The $20 Billion Olympics
make sure to sign the blank check
In Olympic Bid, City Must Be Ready to Cover Overruns, Too
By CHARLES V. BAGLI
Published: February 25, 2005
The uncertain fate of the proposed West Side stadium is not the only hurdle facing the city as it bids for the 2012 Olympics. Experts on the Games say New York has yet to satisfy the International Olympic Committee's firm demand that host cities guarantee to pay for all cost overruns and deficits, no matter how high they go.
When the committee announces the host city on July 6, it will require it to sign a contract that day agreeing to underwrite the entire cost of the Games, cover any differences between revenues and expenditures, and indemnify the committee, sponsors and broadcasters against any financial claims that arise.
It is a sizable issue, given that in Athens last year, the Games cost at least $10 billion, twice the original estimate, and the Sydney Olympics in 2000 also cost double the projection.
The other cities in the competition - London, Paris, Madrid and Moscow - have offered open-ended agreements to cover any cost overruns or deficits, in most cases underwritten by their national governments. "The chancellor of the exchequer has guaranteed that the U.K. Government will act as the ultimate financial guarantor should there be a shortfall between Olympic costs and revenues," reads the London bid, which is typical of the others.
New York's organizing committee, on the other hand, has taken a different route. Lacking such a guarantee from the federal, state or city government, it has offered to cover all excess costs up to $492 million, which organizers say should be sufficient, given that no American host city has had any overruns approaching that amount. It is far from clear, however, that that limit will be sufficient for the international committee.
"Somebody's got to step up," said Richard W. Pound, a Canadian member of the committee's unit that deals with legal issues.
"In the U.S., there's never any doubt it can be done, but they've got to produce a guarantee from someone."
Kevin B. Wamsley, director of the International Center for Olympic Studies at the University of Western Ontario in Canada, said the issue was generally considered nonnegotiable.
"They have to sign off on that issue, or the bid will not be accepted," Mr. Wamsley said.

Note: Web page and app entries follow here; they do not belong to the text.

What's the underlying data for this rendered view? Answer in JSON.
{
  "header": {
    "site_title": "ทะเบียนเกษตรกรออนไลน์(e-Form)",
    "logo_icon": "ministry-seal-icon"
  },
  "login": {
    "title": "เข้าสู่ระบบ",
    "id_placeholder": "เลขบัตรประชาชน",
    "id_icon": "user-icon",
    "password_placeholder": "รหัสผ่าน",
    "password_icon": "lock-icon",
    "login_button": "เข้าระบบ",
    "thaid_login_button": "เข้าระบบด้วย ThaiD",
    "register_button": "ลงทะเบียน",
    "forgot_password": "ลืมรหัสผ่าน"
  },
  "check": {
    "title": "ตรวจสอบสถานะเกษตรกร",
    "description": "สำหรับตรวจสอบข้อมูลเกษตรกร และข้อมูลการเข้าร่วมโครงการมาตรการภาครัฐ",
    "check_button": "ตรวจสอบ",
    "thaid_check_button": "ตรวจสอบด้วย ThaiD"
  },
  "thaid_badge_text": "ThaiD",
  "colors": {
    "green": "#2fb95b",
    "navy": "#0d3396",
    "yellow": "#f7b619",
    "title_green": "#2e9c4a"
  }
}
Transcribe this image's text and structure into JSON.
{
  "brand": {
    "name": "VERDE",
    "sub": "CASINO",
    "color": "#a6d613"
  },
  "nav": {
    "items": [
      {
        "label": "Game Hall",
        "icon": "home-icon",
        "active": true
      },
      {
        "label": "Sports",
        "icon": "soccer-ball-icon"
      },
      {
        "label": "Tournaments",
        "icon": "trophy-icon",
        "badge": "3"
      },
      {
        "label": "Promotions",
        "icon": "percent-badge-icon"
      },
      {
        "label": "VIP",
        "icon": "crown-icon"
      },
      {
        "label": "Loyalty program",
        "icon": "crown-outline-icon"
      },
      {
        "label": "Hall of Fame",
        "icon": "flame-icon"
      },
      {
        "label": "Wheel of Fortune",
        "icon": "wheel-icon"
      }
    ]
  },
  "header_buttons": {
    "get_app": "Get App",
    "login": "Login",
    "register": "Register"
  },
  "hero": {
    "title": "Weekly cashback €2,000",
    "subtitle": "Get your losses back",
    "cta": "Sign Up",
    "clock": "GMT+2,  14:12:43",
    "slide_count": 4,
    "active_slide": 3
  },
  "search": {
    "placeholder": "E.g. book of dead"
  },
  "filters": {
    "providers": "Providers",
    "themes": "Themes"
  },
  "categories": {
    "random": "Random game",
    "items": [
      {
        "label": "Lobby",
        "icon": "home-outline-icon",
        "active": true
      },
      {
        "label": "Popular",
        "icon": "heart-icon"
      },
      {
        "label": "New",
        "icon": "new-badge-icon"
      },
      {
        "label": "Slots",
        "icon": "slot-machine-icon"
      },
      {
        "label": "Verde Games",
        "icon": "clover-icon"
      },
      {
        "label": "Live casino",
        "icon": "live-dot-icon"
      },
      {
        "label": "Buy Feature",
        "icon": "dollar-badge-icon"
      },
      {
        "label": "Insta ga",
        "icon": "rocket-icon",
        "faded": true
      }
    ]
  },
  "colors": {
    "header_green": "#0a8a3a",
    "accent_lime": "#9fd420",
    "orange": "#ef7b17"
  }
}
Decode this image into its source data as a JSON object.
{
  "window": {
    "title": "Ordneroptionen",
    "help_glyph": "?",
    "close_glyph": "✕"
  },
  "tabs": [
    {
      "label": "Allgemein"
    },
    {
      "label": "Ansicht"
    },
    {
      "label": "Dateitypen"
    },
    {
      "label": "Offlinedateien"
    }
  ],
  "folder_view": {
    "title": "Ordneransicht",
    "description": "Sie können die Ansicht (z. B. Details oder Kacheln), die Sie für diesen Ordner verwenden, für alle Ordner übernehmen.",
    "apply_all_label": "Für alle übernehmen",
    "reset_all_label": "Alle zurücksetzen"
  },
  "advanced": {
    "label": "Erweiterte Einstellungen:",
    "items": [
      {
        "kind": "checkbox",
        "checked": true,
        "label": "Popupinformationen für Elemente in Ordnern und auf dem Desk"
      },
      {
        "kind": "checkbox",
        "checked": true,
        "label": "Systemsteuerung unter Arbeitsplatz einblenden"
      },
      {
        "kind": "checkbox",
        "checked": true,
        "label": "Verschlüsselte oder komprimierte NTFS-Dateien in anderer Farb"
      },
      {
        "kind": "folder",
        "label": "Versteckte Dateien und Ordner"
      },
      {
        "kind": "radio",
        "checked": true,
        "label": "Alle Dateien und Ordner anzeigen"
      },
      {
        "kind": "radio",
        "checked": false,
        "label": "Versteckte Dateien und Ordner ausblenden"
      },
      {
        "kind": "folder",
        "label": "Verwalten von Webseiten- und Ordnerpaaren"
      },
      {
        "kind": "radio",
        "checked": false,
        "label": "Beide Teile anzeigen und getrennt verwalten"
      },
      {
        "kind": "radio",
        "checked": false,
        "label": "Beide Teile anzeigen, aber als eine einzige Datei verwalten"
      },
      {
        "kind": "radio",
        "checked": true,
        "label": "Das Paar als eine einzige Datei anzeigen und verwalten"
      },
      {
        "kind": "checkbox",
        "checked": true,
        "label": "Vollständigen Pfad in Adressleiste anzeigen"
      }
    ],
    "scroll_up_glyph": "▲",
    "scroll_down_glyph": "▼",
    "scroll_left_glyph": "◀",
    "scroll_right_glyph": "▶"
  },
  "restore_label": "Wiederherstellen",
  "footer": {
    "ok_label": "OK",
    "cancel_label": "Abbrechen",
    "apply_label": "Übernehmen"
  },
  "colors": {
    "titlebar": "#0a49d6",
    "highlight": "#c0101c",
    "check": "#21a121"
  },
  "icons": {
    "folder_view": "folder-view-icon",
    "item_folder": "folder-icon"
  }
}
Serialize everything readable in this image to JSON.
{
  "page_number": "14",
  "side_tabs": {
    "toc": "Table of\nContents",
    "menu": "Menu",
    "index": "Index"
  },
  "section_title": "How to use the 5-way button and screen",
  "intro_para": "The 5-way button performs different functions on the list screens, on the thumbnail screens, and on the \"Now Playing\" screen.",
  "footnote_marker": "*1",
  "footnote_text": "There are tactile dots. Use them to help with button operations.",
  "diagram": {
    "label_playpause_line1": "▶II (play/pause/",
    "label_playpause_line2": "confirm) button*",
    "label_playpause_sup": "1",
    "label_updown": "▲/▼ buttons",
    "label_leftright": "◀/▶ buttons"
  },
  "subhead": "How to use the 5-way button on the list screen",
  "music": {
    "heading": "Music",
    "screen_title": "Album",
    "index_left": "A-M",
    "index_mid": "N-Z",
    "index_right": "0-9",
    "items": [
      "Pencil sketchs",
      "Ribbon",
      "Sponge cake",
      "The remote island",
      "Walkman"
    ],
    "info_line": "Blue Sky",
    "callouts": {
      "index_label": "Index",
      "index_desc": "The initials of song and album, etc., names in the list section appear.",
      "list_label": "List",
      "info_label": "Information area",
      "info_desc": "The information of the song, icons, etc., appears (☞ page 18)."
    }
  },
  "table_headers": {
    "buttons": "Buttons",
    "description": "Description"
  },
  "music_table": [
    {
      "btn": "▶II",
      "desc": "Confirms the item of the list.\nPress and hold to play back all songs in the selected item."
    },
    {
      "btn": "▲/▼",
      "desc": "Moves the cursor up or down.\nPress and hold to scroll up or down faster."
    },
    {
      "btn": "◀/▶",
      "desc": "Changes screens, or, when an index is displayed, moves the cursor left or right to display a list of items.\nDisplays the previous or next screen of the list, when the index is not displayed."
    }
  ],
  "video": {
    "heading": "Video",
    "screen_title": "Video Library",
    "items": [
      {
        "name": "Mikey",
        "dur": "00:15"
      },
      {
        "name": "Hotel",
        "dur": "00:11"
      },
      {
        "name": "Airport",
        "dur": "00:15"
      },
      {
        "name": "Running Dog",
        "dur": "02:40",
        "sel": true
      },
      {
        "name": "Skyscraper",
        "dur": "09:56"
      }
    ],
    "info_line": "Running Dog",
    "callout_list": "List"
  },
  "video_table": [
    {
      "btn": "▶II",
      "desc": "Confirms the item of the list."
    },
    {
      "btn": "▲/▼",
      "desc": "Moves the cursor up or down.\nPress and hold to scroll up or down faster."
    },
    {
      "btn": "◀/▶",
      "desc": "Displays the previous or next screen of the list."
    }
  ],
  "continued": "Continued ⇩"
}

Mayor Michael R. Bloomberg and Gov. George E. Pataki went out of their way on Wednesday to reassure the international committee's evaluation commission that there were sufficient contingency funds in the current budget to cover any overruns.
Jay Kriegel, executive director of NYC2012, the local organizing committee, said yesterday that New York has provided "without question the strongest guarantee that's ever been provided for an American bid."
The guarantee, he said, includes $250 million from the state and a $200 million contingency fund in the host committee's $3 billion budget for the Games. The 2001 state legislation authorizing that appropriation specifically states that "in no event" should the combined liability of the city and the state exceed $250 million. In addition, the federal government has agreed to pay for all security costs.
It is for the international committee "to decide whether the guarantee meets their needs," Mr. Kriegel said.
At a news conference yesterday, the chairwoman of the international committee's evaluation commission, Nawal el-Moutawakel, gave a noncommittal answer to the question of whether the city had met the committee's requirements, though she made it clear she appreciated the city's attempts to deal with the issue.
She added that the assurances the city provided would make it easier for the committee to prepare its report.
This was buried in the Times and it shouldn't be. Not a dime should come from government for this, especially city government. It's bad enough to build the damn stadium somewhere, now we have to cover their costs as well? Where is all this extra money supposed to come from? When we face an overrun of billions, you think Washington is going to pick that up in an election year? This should be a major issue instead of all the cheerleading.
posted by Steve @ 2:26:00 AM